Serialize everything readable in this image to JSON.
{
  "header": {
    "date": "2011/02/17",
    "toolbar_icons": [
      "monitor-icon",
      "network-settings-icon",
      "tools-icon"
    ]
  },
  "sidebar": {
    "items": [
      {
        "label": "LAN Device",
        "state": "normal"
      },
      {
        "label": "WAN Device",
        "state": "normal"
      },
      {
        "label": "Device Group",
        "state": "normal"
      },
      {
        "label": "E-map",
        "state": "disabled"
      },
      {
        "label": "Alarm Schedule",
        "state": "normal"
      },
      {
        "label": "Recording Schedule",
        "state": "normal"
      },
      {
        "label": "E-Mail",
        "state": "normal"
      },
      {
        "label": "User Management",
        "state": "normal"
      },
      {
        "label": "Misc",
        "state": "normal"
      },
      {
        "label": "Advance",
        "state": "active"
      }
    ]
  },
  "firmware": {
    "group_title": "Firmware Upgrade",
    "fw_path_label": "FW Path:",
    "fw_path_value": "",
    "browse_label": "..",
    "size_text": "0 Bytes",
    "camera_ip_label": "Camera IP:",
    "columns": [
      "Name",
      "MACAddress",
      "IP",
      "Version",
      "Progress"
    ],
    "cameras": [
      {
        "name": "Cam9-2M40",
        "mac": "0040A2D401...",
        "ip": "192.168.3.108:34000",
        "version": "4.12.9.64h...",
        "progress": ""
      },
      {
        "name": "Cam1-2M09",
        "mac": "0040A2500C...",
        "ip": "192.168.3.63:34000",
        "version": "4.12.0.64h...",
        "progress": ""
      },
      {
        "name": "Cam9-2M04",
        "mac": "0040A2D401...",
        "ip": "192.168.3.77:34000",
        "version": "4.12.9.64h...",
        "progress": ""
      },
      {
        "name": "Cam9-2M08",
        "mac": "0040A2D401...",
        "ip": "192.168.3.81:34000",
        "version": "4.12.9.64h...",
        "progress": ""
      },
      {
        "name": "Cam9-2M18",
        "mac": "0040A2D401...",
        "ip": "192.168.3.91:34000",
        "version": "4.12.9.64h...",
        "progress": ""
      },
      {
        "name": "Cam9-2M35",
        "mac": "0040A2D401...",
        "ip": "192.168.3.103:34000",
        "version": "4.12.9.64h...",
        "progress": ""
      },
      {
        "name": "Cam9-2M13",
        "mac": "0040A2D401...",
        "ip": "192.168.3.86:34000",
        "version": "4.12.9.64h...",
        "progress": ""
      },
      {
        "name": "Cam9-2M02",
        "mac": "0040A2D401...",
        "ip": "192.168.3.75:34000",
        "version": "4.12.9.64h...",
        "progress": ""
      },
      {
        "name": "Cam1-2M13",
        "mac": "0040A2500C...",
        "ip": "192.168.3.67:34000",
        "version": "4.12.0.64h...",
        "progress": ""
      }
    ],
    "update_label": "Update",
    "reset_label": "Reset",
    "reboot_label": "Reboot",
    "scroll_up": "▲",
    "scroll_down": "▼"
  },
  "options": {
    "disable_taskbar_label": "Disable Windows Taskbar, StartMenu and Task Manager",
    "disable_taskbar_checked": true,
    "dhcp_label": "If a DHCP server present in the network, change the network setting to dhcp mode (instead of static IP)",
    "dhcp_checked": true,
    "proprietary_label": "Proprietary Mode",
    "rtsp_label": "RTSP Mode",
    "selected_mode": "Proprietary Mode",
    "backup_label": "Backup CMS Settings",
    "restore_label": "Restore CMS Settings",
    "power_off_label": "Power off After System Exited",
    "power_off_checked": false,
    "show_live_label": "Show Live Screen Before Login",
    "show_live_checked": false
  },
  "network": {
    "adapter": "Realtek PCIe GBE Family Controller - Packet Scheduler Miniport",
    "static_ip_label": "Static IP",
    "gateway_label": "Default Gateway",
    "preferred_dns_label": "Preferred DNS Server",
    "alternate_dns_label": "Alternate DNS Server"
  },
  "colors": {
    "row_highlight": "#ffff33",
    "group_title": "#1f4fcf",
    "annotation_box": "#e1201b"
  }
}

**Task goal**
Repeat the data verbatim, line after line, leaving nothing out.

**Finished task**
Serialize everything readable in this image to JSON.
{
  "header": {
    "date": "2011/02/17",
    "toolbar_icons": [
      "monitor-icon",
      "network-settings-icon",
      "tools-icon"
    ]
  },
  "sidebar": {
    "items": [
      {
        "label": "LAN Device",
        "state": "normal"
      },
      {
        "label": "WAN Device",
        "state": "normal"
      },
      {
        "label": "Device Group",
        "state": "normal"
      },
      {
        "label": "E-map",
        "state": "disabled"
      },
      {
        "label": "Alarm Schedule",
        "state": "normal"
      },
      {
        "label": "Recording Schedule",
        "state": "normal"
      },
      {
        "label": "E-Mail",
        "state": "normal"
      },
      {
        "label": "User Management",
        "state": "normal"
      },
      {
        "label": "Misc",
        "state": "normal"
      },
      {
        "label": "Advance",
        "state": "active"
      }
    ]
  },
  "firmware": {
    "group_title": "Firmware Upgrade",
    "fw_path_label": "FW Path:",
    "fw_path_value": "",
    "browse_label": "..",
    "size_text": "0 Bytes",
    "camera_ip_label": "Camera IP:",
    "columns": [
      "Name",
      "MACAddress",
      "IP",
      "Version",
      "Progress"
    ],
    "cameras": [
      {
        "name": "Cam9-2M40",
        "mac": "0040A2D401...",
        "ip": "192.168.3.108:34000",
        "version": "4.12.9.64h...",
        "progress": ""
      },
      {
        "name": "Cam1-2M09",
        "mac": "0040A2500C...",
        "ip": "192.168.3.63:34000",
        "version": "4.12.0.64h...",
        "progress": ""
      },
      {
        "name": "Cam9-2M04",
        "mac": "0040A2D401...",
        "ip": "192.168.3.77:34000",
        "version": "4.12.9.64h...",
        "progress": ""
      },
      {
        "name": "Cam9-2M08",
        "mac": "0040A2D401...",
        "ip": "192.168.3.81:34000",
        "version": "4.12.9.64h...",
        "progress": ""
      },
      {
        "name": "Cam9-2M18",
        "mac": "0040A2D401...",
        "ip": "192.168.3.91:34000",
        "version": "4.12.9.64h...",
        "progress": ""
      },
      {
        "name": "Cam9-2M35",
        "mac": "0040A2D401...",
        "ip": "192.168.3.103:34000",
        "version": "4.12.9.64h...",
        "progress": ""
      },
      {
        "name": "Cam9-2M13",
        "mac": "0040A2D401...",
        "ip": "192.168.3.86:34000",
        "version": "4.12.9.64h...",
        "progress": ""
      },
      {
        "name": "Cam9-2M02",
        "mac": "0040A2D401...",
        "ip": "192.168.3.75:34000",
        "version": "4.12.9.64h...",
        "progress": ""
      },
      {
        "name": "Cam1-2M13",
        "mac": "0040A2500C...",
        "ip": "192.168.3.67:34000",
        "version": "4.12.0.64h...",
        "progress": ""
      }
    ],
    "update_label": "Update",
    "reset_label": "Reset",
    "reboot_label": "Reboot",
    "scroll_up": "▲",
    "scroll_down": "▼"
  },
  "options": {
    "disable_taskbar_label": "Disable Windows Taskbar, StartMenu and Task Manager",
    "disable_taskbar_checked": true,
    "dhcp_label": "If a DHCP server present in the network, change the network setting to dhcp mode (instead of static IP)",
    "dhcp_checked": true,
    "proprietary_label": "Proprietary Mode",
    "rtsp_label": "RTSP Mode",
    "selected_mode": "Proprietary Mode",
    "backup_label": "Backup CMS Settings",
    "restore_label": "Restore CMS Settings",
    "power_off_label": "Power off After System Exited",
    "power_off_checked": false,
    "show_live_label": "Show Live Screen Before Login",
    "show_live_checked": false
  },
  "network": {
    "adapter": "Realtek PCIe GBE Family Controller - Packet Scheduler Miniport",
    "static_ip_label": "Static IP",
    "gateway_label": "Default Gateway",
    "preferred_dns_label": "Preferred DNS Server",
    "alternate_dns_label": "Alternate DNS Server"
  },
  "colors": {
    "row_highlight": "#ffff33",
    "group_title": "#1f4fcf",
    "annotation_box": "#e1201b"
  }
}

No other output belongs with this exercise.